◆ WHAT IS BEING ASKED
Return all the lines below in which the string "goes" appears.

◆ DATA
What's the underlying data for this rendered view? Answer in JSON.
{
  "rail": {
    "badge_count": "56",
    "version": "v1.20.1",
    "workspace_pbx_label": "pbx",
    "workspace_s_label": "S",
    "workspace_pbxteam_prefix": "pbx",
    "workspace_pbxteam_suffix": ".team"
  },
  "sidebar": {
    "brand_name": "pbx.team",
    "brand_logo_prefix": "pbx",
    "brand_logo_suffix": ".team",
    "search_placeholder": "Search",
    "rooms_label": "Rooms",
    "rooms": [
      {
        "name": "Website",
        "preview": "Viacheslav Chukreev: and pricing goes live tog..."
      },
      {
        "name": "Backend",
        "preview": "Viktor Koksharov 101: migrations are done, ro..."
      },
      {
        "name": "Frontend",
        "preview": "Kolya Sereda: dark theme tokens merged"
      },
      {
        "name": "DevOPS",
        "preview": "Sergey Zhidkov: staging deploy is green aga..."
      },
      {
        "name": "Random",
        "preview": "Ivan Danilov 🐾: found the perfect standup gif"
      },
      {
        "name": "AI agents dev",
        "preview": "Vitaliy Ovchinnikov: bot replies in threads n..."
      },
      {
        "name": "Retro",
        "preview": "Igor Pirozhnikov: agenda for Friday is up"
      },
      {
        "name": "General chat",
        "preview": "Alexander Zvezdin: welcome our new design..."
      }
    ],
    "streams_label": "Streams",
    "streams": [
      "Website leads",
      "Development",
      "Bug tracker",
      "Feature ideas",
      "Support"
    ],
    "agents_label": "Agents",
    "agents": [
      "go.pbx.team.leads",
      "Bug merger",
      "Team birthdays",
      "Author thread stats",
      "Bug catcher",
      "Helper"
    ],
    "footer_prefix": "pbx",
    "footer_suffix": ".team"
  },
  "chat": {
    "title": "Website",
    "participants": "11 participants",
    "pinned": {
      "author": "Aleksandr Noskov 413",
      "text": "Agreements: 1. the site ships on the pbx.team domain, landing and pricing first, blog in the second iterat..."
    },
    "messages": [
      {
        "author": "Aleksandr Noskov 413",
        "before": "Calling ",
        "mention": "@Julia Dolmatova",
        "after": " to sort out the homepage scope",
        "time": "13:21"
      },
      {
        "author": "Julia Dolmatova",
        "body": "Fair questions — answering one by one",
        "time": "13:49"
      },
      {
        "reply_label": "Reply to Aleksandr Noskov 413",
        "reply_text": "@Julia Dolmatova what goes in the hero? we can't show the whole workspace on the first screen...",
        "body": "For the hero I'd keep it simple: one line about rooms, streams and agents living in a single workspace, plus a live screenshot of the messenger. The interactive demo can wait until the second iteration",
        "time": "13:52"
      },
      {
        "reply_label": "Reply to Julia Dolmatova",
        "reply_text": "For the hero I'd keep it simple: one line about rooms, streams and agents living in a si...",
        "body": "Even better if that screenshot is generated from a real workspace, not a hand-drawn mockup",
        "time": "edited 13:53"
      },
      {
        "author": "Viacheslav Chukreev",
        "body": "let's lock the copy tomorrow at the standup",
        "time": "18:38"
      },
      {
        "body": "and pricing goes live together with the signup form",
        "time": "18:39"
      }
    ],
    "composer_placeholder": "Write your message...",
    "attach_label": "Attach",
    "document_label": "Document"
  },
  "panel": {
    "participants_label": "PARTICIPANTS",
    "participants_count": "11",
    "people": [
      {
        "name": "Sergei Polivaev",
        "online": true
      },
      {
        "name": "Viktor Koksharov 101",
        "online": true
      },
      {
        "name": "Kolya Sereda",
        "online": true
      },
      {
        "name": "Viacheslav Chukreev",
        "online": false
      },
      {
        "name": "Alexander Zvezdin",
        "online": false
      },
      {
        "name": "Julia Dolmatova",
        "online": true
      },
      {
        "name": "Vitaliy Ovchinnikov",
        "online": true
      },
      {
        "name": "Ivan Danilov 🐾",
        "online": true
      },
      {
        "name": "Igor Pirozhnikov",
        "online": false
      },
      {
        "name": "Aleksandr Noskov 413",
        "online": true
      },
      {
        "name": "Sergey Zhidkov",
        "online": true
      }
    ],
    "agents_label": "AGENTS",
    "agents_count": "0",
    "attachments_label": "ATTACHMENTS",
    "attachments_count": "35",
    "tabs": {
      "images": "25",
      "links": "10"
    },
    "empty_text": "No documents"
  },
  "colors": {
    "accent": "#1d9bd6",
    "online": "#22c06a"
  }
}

◆ SOLVED EXERCISE
        "preview": "Viacheslav Chukreev: and pricing goes live tog..."
        "reply_text": "@Julia Dolmatova what goes in the hero? we can't show the whole workspace on the first screen...",
        "body": "and pricing goes live together with the signup form",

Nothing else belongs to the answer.